= Task directions =
Beginning with the first entry, restate the data word for word and leave out the images.
── The data ──
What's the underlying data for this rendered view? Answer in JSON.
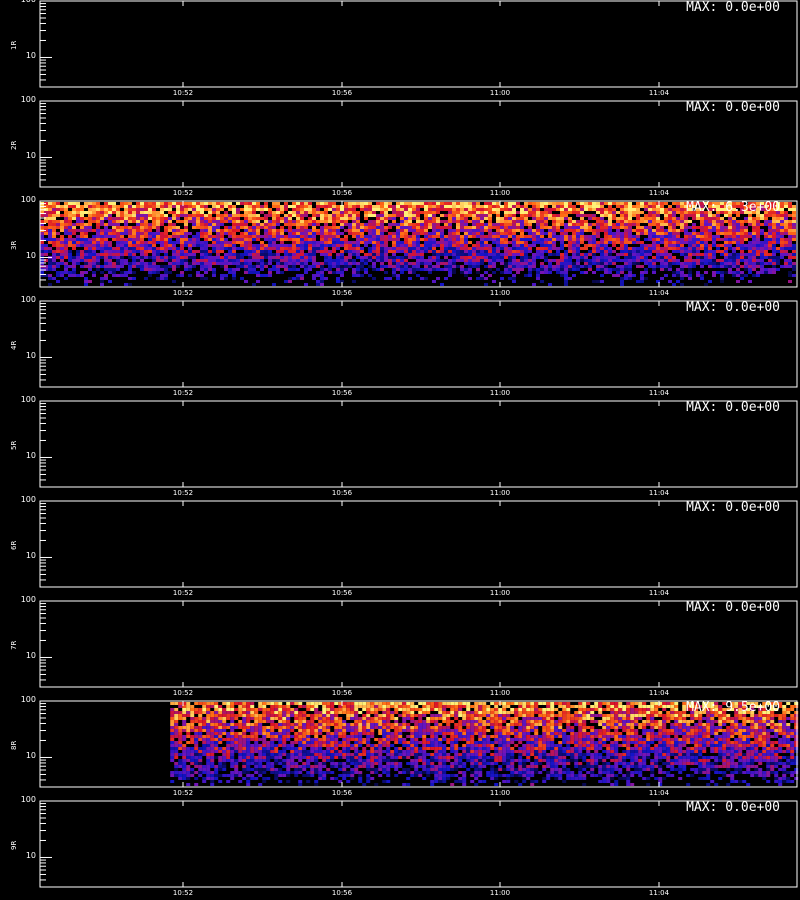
{
  "colors": {
    "background": "#000000",
    "axes": "#ffffff"
  },
  "x_ticks": [
    "10:52",
    "10:56",
    "11:00",
    "11:04"
  ],
  "y_ticks": [
    "100",
    "10"
  ],
  "footer": "",
  "chart_data": [
    {
      "type": "heatmap",
      "ylabel": "1R",
      "max_label": "MAX: 0.0e+00",
      "ylim": [
        3,
        100
      ],
      "yscale": "log",
      "data_present": false
    },
    {
      "type": "heatmap",
      "ylabel": "2R",
      "max_label": "MAX: 0.0e+00",
      "ylim": [
        3,
        100
      ],
      "yscale": "log",
      "data_present": false
    },
    {
      "type": "heatmap",
      "ylabel": "3R",
      "max_label": "MAX: 6.3e+00",
      "ylim": [
        3,
        100
      ],
      "yscale": "log",
      "data_present": true,
      "data_start_fraction": 0.0,
      "data_bottom_value": 5
    },
    {
      "type": "heatmap",
      "ylabel": "4R",
      "max_label": "MAX: 0.0e+00",
      "ylim": [
        3,
        100
      ],
      "yscale": "log",
      "data_present": false
    },
    {
      "type": "heatmap",
      "ylabel": "5R",
      "max_label": "MAX: 0.0e+00",
      "ylim": [
        3,
        100
      ],
      "yscale": "log",
      "data_present": false
    },
    {
      "type": "heatmap",
      "ylabel": "6R",
      "max_label": "MAX: 0.0e+00",
      "ylim": [
        3,
        100
      ],
      "yscale": "log",
      "data_present": false
    },
    {
      "type": "heatmap",
      "ylabel": "7R",
      "max_label": "MAX: 0.0e+00",
      "ylim": [
        3,
        100
      ],
      "yscale": "log",
      "data_present": false
    },
    {
      "type": "heatmap",
      "ylabel": "8R",
      "max_label": "MAX: 9.5e+00",
      "ylim": [
        3,
        100
      ],
      "yscale": "log",
      "data_present": true,
      "data_start_fraction": 0.172,
      "data_bottom_value": 4
    },
    {
      "type": "heatmap",
      "ylabel": "9R",
      "max_label": "MAX: 0.0e+00",
      "ylim": [
        3,
        100
      ],
      "yscale": "log",
      "data_present": false
    }
  ]
}
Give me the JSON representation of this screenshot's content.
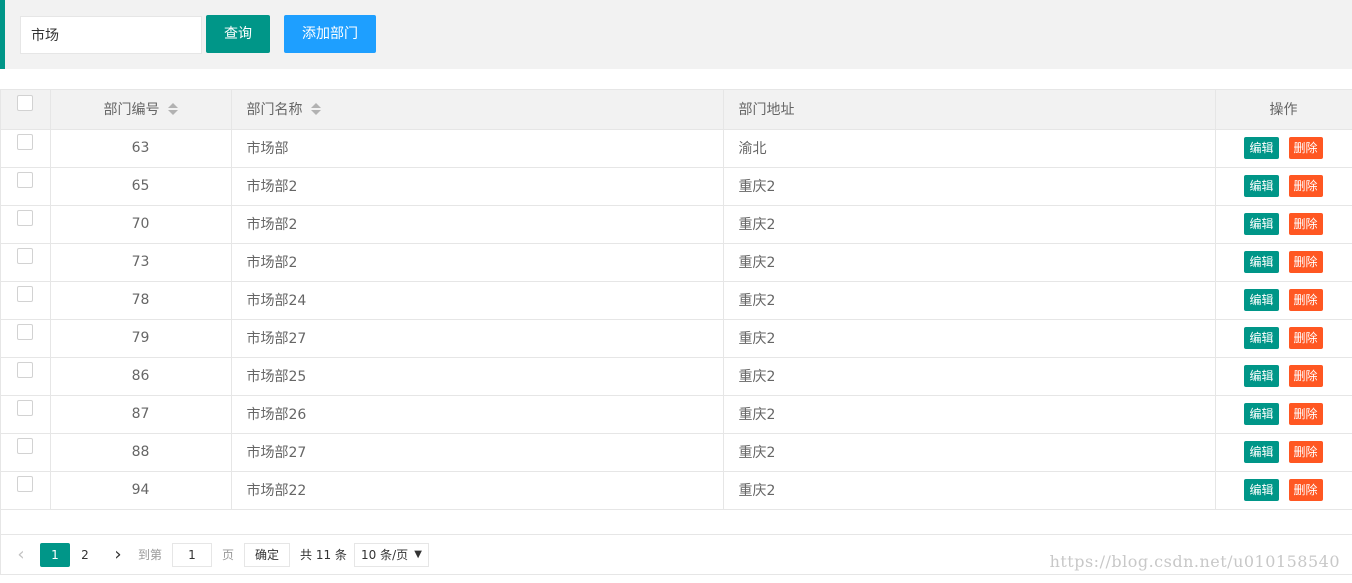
{
  "toolbar": {
    "search_value": "市场",
    "query_label": "查询",
    "add_label": "添加部门"
  },
  "table": {
    "headers": {
      "id": "部门编号",
      "name": "部门名称",
      "address": "部门地址",
      "actions": "操作"
    },
    "edit_label": "编辑",
    "delete_label": "删除",
    "rows": [
      {
        "id": "63",
        "name": "市场部",
        "address": "渝北"
      },
      {
        "id": "65",
        "name": "市场部2",
        "address": "重庆2"
      },
      {
        "id": "70",
        "name": "市场部2",
        "address": "重庆2"
      },
      {
        "id": "73",
        "name": "市场部2",
        "address": "重庆2"
      },
      {
        "id": "78",
        "name": "市场部24",
        "address": "重庆2"
      },
      {
        "id": "79",
        "name": "市场部27",
        "address": "重庆2"
      },
      {
        "id": "86",
        "name": "市场部25",
        "address": "重庆2"
      },
      {
        "id": "87",
        "name": "市场部26",
        "address": "重庆2"
      },
      {
        "id": "88",
        "name": "市场部27",
        "address": "重庆2"
      },
      {
        "id": "94",
        "name": "市场部22",
        "address": "重庆2"
      }
    ]
  },
  "pager": {
    "page_1": "1",
    "page_2": "2",
    "goto_label": "到第",
    "goto_value": "1",
    "page_label": "页",
    "confirm_label": "确定",
    "total_label": "共 11 条",
    "page_size": "10 条/页"
  },
  "colors": {
    "primary": "#009688",
    "normal": "#1e9fff",
    "danger": "#ff5722"
  },
  "watermark": "https://blog.csdn.net/u010158540"
}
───
= Result for this task =
What's the underlying data for this rendered view? Answer in JSON.
{
  "colors": {
    "background": "#000000",
    "axes": "#ffffff"
  },
  "x_ticks": [
    "10:52",
    "10:56",
    "11:00",
    "11:04"
  ],
  "y_ticks": [
    "100",
    "10"
  ],
  "footer": "",
  "chart_data": [
    {
      "type": "heatmap",
      "ylabel": "1R",
      "max_label": "MAX: 0.0e+00",
      "ylim": [
        3,
        100
      ],
      "yscale": "log",
      "data_present": false
    },
    {
      "type": "heatmap",
      "ylabel": "2R",
      "max_label": "MAX: 0.0e+00",
      "ylim": [
        3,
        100
      ],
      "yscale": "log",
      "data_present": false
    },
    {
      "type": "heatmap",
      "ylabel": "3R",
      "max_label": "MAX: 6.3e+00",
      "ylim": [
        3,
        100
      ],
      "yscale": "log",
      "data_present": true,
      "data_start_fraction": 0.0,
      "data_bottom_value": 5
    },
    {
      "type": "heatmap",
      "ylabel": "4R",
      "max_label": "MAX: 0.0e+00",
      "ylim": [
        3,
        100
      ],
      "yscale": "log",
      "data_present": false
    },
    {
      "type": "heatmap",
      "ylabel": "5R",
      "max_label": "MAX: 0.0e+00",
      "ylim": [
        3,
        100
      ],
      "yscale": "log",
      "data_present": false
    },
    {
      "type": "heatmap",
      "ylabel": "6R",
      "max_label": "MAX: 0.0e+00",
      "ylim": [
        3,
        100
      ],
      "yscale": "log",
      "data_present": false
    },
    {
      "type": "heatmap",
      "ylabel": "7R",
      "max_label": "MAX: 0.0e+00",
      "ylim": [
        3,
        100
      ],
      "yscale": "log",
      "data_present": false
    },
    {
      "type": "heatmap",
      "ylabel": "8R",
      "max_label": "MAX: 9.5e+00",
      "ylim": [
        3,
        100
      ],
      "yscale": "log",
      "data_present": true,
      "data_start_fraction": 0.172,
      "data_bottom_value": 4
    },
    {
      "type": "heatmap",
      "ylabel": "9R",
      "max_label": "MAX: 0.0e+00",
      "ylim": [
        3,
        100
      ],
      "yscale": "log",
      "data_present": false
    }
  ]
}
Give me the JSON representation of this screenshot's content.
{
  "toolbar": {
    "search_value": "市场",
    "query_label": "查询",
    "add_label": "添加部门"
  },
  "table": {
    "headers": {
      "id": "部门编号",
      "name": "部门名称",
      "address": "部门地址",
      "actions": "操作"
    },
    "edit_label": "编辑",
    "delete_label": "删除",
    "rows": [
      {
        "id": "63",
        "name": "市场部",
        "address": "渝北"
      },
      {
        "id": "65",
        "name": "市场部2",
        "address": "重庆2"
      },
      {
        "id": "70",
        "name": "市场部2",
        "address": "重庆2"
      },
      {
        "id": "73",
        "name": "市场部2",
        "address": "重庆2"
      },
      {
        "id": "78",
        "name": "市场部24",
        "address": "重庆2"
      },
      {
        "id": "79",
        "name": "市场部27",
        "address": "重庆2"
      },
      {
        "id": "86",
        "name": "市场部25",
        "address": "重庆2"
      },
      {
        "id": "87",
        "name": "市场部26",
        "address": "重庆2"
      },
      {
        "id": "88",
        "name": "市场部27",
        "address": "重庆2"
      },
      {
        "id": "94",
        "name": "市场部22",
        "address": "重庆2"
      }
    ]
  },
  "pager": {
    "page_1": "1",
    "page_2": "2",
    "goto_label": "到第",
    "goto_value": "1",
    "page_label": "页",
    "confirm_label": "确定",
    "total_label": "共 11 条",
    "page_size": "10 条/页"
  },
  "colors": {
    "primary": "#009688",
    "normal": "#1e9fff",
    "danger": "#ff5722"
  },
  "watermark": "https://blog.csdn.net/u010158540"
}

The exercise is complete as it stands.